■ Exercise description
Look through the listing below for the word "insert" and copy every line where it occurs.

*** Entries shown ***

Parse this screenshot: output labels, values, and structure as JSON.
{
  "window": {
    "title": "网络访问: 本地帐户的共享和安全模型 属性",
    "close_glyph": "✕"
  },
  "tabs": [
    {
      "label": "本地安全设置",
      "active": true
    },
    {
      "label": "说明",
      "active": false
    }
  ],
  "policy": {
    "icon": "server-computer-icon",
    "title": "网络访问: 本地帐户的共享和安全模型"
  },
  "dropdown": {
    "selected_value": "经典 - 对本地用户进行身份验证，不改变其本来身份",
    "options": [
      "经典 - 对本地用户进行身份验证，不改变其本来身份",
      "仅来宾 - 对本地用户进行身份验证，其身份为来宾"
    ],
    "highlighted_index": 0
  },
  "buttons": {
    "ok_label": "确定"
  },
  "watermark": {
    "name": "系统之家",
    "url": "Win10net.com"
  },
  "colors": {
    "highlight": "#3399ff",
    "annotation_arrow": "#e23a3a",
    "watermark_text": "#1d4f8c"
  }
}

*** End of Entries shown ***
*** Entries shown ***

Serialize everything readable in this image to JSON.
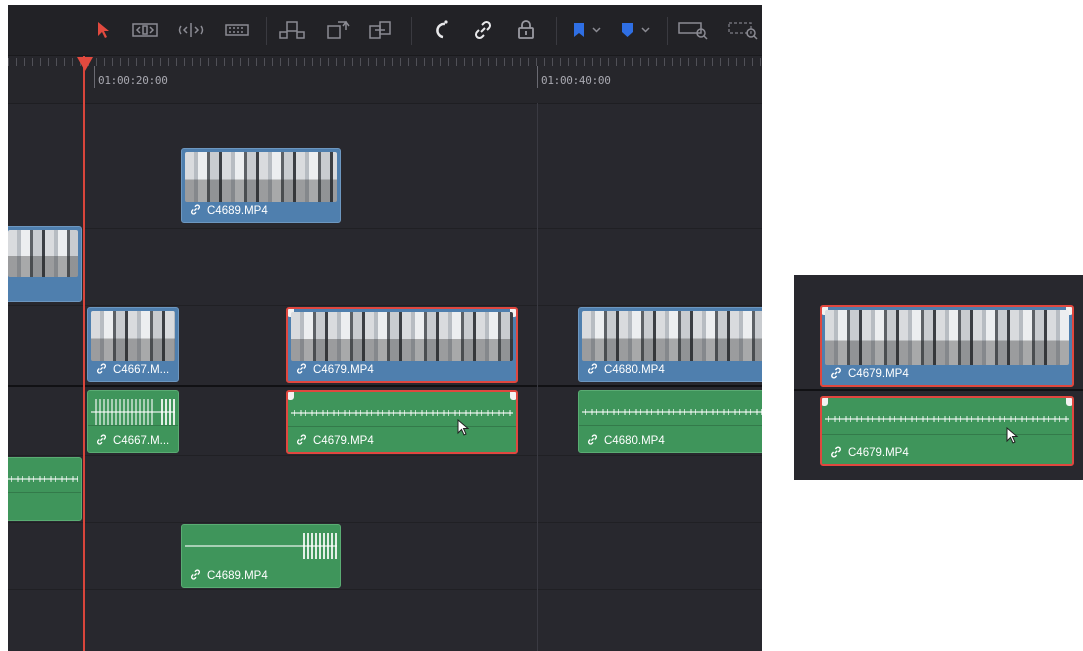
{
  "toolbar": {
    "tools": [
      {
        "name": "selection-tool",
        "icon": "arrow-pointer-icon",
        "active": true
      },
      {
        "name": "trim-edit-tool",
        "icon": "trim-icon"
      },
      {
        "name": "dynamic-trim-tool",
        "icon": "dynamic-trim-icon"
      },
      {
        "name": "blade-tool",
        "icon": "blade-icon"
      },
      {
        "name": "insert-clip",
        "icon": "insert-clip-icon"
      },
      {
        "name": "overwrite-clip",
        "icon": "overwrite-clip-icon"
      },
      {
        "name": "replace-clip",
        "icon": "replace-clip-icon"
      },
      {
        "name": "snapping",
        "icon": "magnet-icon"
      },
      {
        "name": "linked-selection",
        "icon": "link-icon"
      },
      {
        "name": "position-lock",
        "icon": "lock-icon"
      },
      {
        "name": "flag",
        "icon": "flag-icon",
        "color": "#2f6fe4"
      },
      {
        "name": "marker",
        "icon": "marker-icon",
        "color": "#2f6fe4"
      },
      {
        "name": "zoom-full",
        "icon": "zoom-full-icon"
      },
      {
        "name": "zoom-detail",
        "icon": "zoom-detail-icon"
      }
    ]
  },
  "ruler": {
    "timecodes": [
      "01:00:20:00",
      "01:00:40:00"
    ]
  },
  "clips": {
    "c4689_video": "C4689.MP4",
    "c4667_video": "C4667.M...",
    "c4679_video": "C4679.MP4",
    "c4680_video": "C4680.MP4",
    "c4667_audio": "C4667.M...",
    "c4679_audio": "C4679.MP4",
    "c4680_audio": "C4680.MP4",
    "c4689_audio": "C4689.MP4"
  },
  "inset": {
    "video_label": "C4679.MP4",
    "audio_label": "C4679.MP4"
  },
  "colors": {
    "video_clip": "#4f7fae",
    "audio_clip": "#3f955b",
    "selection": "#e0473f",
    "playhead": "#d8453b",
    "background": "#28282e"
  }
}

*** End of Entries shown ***

■ Reply to the task
        "name": "insert-clip",
        "icon": "insert-clip-icon"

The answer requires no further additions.